Relying on extensive research and interviews, and carefully examined personal experience, The Likeability Trap delivers an essential examination of the pressure put on women to be amiable at work, home, and in the public sphere, and explores the price women pay for internalizing those demands. Rather than advising readers to make themselves likeable, Menendez empowers them to examine how they perceive themselves and others and explores how the concept of likeability is riddled with cultural biases. Our demands for likeability, she argues, hinder everyone’s progress and power.

Inspiring, thoughtful and often funny, The Likeability Trap proposes surprising, practical solutions for confronting the cultural patterns holding us back, encourages us to value unique talents and styles instead of muting them, and to remember that while likeability is part of the game, it will not break you.

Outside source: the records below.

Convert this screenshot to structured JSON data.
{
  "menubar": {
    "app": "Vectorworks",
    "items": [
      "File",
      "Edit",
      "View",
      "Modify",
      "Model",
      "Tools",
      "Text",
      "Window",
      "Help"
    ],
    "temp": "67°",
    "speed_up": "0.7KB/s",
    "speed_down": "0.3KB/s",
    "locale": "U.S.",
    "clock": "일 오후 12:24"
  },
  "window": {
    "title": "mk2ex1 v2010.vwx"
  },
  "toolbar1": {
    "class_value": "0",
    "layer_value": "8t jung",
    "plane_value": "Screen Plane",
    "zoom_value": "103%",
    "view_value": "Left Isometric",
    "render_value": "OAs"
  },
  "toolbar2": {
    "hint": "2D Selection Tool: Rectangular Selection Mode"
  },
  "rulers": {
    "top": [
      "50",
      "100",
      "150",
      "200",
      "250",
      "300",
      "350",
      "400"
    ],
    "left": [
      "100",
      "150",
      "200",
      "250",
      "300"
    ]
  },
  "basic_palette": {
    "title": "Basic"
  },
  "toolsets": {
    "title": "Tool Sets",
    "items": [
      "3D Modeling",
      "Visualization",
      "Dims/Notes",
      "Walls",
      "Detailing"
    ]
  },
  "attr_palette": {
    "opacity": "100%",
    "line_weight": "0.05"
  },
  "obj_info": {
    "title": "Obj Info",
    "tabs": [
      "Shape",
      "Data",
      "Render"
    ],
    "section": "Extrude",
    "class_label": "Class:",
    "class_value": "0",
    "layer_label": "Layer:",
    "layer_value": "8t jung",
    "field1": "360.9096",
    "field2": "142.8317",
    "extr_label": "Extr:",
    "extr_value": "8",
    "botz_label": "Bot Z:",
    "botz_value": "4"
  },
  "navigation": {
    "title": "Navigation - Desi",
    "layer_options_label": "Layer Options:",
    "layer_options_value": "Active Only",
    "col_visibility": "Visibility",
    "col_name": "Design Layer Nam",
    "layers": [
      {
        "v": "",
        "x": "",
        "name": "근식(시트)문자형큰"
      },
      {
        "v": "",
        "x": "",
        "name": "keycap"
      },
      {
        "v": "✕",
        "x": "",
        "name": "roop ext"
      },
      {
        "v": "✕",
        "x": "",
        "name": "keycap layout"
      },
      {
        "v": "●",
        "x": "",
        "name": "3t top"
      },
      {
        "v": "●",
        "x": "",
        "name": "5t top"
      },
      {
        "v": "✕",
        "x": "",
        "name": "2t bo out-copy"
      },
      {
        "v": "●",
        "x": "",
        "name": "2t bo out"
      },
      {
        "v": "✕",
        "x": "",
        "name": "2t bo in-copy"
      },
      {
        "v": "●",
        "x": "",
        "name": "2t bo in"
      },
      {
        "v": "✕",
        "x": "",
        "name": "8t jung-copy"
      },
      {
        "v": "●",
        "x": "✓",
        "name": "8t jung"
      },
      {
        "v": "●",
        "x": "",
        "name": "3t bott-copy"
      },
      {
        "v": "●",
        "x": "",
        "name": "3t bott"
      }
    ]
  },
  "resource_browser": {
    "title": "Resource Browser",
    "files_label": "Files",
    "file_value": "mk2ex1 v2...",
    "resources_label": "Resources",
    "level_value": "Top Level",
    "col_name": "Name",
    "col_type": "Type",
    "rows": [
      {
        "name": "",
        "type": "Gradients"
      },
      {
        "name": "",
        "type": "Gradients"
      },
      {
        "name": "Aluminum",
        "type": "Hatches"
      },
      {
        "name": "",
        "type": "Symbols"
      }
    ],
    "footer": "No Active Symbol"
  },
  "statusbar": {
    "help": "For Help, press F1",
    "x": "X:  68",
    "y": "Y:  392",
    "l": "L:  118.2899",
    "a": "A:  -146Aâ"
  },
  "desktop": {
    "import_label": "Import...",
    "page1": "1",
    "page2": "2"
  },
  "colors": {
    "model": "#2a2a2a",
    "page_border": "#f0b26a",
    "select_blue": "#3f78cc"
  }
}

March 1, 2021

April 20, 2021, 12:00 – 1:00

Via Zoom

eyes to the wind book

Eyes to the Wind by Ady Barkan

Ady Barkan loved taking afternoon runs on the California coast and holding his newborn son, Carl. But one day, he noticed a troubling weakness in his hand. At first, he brushed it off as carpal tunnel syndrome, but after a week of neurological exams and two MRIs, he learned the cause of the problem: amyotrophic lateral sclerosis, better known as ALS or Lou Gehrig’s disease. At age 32, Ady was given just three to four years to live. Yet despite the devastating diagnosis, he refused to let his remaining days go to waste.

Eyes to the Wind is a rousing memoir featuring intertwining storylines about determination, perseverance, and how to live a life filled with purpose and intention. The first traces Ady’s battle with ALS: how he turned the initial shock and panic from his diagnosis into a renewed commitment to social justice—not despite his disability but because of it. The second, told in flashbacks, illustrates Ady’s journey from a goofy political nerd to a prominent figure in the enduring fight for equity and justice who is “willing to give [his] last breath to save our democracy” (CNN).

From one of today’s most vocal advocates for social justice, Eyes to the Wind is an evocative and unforgettable memoir about activism, dedication, love, and hope.
April 26, 2021

May 25, 2021, 12:00 – 1:00

Via Zoom

Last Published: Sep 14, 2020